- _Exercise_: Which lines in the records below include the word "JSON"? Report each of them in full.

(Dataset excerpts)

"""

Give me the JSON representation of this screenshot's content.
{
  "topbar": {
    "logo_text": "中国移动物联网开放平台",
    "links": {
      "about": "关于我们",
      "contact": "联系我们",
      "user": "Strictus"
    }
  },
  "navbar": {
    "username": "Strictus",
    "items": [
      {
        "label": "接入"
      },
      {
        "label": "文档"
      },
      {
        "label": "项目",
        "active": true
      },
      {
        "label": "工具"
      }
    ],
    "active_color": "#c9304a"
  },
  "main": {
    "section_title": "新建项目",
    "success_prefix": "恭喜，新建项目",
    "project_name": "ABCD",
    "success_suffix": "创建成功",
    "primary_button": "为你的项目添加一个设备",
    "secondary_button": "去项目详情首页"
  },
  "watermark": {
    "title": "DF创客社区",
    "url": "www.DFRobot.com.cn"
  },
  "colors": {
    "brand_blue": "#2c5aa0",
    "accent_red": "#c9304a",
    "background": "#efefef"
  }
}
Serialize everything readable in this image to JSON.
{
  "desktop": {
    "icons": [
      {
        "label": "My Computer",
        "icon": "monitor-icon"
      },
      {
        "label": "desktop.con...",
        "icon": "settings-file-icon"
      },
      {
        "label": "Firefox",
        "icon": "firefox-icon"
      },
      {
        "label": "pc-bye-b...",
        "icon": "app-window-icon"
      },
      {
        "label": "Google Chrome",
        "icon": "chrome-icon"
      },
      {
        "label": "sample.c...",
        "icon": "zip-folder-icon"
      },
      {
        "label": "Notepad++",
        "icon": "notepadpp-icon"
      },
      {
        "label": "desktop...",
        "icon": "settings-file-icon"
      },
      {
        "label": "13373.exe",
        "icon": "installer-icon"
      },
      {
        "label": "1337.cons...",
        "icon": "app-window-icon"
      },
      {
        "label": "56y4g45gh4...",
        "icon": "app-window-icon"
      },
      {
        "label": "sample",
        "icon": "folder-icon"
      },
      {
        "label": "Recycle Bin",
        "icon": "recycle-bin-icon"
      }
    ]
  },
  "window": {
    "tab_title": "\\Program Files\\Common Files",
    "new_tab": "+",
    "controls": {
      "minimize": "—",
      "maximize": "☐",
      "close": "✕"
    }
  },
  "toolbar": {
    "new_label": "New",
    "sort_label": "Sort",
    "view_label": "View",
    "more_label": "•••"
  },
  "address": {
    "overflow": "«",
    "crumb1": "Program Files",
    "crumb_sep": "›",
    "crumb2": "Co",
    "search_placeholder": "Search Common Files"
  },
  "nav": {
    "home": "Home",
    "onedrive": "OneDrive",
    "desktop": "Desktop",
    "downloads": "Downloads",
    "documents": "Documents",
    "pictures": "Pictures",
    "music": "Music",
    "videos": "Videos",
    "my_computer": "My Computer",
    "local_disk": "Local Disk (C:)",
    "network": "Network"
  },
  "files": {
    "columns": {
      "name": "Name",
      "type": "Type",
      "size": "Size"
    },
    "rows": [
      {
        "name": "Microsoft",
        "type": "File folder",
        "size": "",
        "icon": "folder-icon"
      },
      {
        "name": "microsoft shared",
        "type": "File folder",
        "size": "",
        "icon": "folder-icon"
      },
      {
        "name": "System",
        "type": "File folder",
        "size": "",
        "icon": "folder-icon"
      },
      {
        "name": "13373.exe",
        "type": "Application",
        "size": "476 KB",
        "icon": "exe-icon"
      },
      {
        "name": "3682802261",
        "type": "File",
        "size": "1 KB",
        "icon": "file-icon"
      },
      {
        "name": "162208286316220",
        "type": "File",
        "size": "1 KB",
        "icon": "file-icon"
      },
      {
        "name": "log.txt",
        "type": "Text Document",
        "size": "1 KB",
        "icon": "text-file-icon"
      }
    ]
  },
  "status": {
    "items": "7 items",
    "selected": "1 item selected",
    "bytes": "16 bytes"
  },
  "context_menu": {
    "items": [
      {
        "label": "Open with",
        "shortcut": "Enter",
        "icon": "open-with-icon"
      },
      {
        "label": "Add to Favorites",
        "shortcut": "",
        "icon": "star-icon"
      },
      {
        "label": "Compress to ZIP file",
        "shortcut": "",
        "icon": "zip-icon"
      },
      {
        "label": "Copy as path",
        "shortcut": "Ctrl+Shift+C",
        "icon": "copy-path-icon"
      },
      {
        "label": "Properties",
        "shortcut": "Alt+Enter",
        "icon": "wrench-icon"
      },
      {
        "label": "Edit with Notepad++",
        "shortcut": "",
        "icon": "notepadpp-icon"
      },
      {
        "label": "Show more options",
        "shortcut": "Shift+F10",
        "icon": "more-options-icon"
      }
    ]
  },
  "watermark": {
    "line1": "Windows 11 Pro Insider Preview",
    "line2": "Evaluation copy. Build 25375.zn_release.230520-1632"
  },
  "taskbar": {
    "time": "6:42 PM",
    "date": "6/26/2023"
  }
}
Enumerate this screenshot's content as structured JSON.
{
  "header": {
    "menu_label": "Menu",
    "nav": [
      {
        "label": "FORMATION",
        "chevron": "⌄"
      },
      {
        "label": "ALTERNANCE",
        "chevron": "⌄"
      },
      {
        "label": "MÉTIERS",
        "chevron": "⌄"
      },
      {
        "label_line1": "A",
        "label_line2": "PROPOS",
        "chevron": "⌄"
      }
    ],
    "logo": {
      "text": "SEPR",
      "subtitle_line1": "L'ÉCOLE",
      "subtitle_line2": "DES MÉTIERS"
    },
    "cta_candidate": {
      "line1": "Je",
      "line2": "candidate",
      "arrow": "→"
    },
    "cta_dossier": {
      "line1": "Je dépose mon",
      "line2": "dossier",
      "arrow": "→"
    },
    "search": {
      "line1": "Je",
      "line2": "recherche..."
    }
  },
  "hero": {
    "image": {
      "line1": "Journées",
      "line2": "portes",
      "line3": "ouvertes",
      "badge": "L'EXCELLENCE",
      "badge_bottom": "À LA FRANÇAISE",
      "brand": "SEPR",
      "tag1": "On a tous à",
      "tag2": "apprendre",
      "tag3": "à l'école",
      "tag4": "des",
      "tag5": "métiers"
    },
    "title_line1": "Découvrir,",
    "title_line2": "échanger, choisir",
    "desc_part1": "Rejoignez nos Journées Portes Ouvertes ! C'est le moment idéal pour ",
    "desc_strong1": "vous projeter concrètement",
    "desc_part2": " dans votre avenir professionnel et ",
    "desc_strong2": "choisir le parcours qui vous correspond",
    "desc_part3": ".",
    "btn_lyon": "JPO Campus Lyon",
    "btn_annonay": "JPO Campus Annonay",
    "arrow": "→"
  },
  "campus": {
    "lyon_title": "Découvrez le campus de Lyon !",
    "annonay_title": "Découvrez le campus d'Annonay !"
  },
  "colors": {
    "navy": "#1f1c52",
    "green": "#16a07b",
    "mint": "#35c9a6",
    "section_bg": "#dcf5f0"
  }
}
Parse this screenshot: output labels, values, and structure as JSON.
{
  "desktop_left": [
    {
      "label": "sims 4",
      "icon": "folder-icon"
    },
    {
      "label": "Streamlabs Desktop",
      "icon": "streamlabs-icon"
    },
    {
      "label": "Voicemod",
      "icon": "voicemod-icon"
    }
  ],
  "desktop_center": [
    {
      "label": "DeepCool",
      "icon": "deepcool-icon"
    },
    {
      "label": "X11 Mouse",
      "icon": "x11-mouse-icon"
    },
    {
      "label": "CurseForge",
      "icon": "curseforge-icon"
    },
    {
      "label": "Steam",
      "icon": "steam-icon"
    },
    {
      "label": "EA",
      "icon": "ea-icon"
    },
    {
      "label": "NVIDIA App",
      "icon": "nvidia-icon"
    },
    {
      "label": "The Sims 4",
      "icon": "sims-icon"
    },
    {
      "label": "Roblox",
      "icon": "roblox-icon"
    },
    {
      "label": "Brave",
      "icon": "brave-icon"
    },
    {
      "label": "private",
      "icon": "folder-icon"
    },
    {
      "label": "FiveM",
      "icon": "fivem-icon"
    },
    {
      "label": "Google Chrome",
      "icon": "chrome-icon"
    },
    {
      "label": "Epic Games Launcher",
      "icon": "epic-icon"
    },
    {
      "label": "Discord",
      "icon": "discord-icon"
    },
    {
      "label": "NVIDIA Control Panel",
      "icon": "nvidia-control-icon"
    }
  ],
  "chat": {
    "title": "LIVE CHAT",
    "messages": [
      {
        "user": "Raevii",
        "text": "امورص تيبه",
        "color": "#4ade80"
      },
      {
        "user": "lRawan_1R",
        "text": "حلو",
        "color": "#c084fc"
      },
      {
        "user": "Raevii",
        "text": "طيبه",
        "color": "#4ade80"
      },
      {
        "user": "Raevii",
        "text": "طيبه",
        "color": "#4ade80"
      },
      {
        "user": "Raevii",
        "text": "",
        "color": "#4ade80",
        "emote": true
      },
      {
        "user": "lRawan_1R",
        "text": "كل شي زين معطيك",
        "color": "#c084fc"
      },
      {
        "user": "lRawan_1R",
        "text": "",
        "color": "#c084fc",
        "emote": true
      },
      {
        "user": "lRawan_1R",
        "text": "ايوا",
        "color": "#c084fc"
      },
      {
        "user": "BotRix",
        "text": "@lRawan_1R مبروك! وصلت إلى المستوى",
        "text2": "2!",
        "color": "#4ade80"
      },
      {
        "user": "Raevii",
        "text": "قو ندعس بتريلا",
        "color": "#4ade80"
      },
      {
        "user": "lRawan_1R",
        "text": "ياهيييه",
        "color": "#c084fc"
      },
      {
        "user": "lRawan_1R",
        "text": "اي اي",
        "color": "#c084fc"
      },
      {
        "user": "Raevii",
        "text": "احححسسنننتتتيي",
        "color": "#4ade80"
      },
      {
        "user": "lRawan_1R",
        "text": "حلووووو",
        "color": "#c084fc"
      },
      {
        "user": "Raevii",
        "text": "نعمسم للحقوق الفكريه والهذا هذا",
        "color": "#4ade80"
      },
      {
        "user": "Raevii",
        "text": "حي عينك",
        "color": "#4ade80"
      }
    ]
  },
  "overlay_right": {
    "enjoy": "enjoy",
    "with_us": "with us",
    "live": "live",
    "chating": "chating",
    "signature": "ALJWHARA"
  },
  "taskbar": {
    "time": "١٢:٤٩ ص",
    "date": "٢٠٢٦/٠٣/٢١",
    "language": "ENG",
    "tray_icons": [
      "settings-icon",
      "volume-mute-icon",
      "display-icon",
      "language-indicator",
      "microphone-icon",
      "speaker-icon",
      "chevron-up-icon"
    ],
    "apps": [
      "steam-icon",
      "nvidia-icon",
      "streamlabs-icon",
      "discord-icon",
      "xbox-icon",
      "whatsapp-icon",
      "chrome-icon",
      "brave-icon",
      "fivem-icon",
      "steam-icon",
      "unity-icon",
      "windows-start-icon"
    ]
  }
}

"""

- _Reply to the task_:
Give me the JSON representation of this screenshot's content.
Serialize everything readable in this image to JSON.
Enumerate this screenshot's content as structured JSON.
Parse this screenshot: output labels, values, and structure as JSON.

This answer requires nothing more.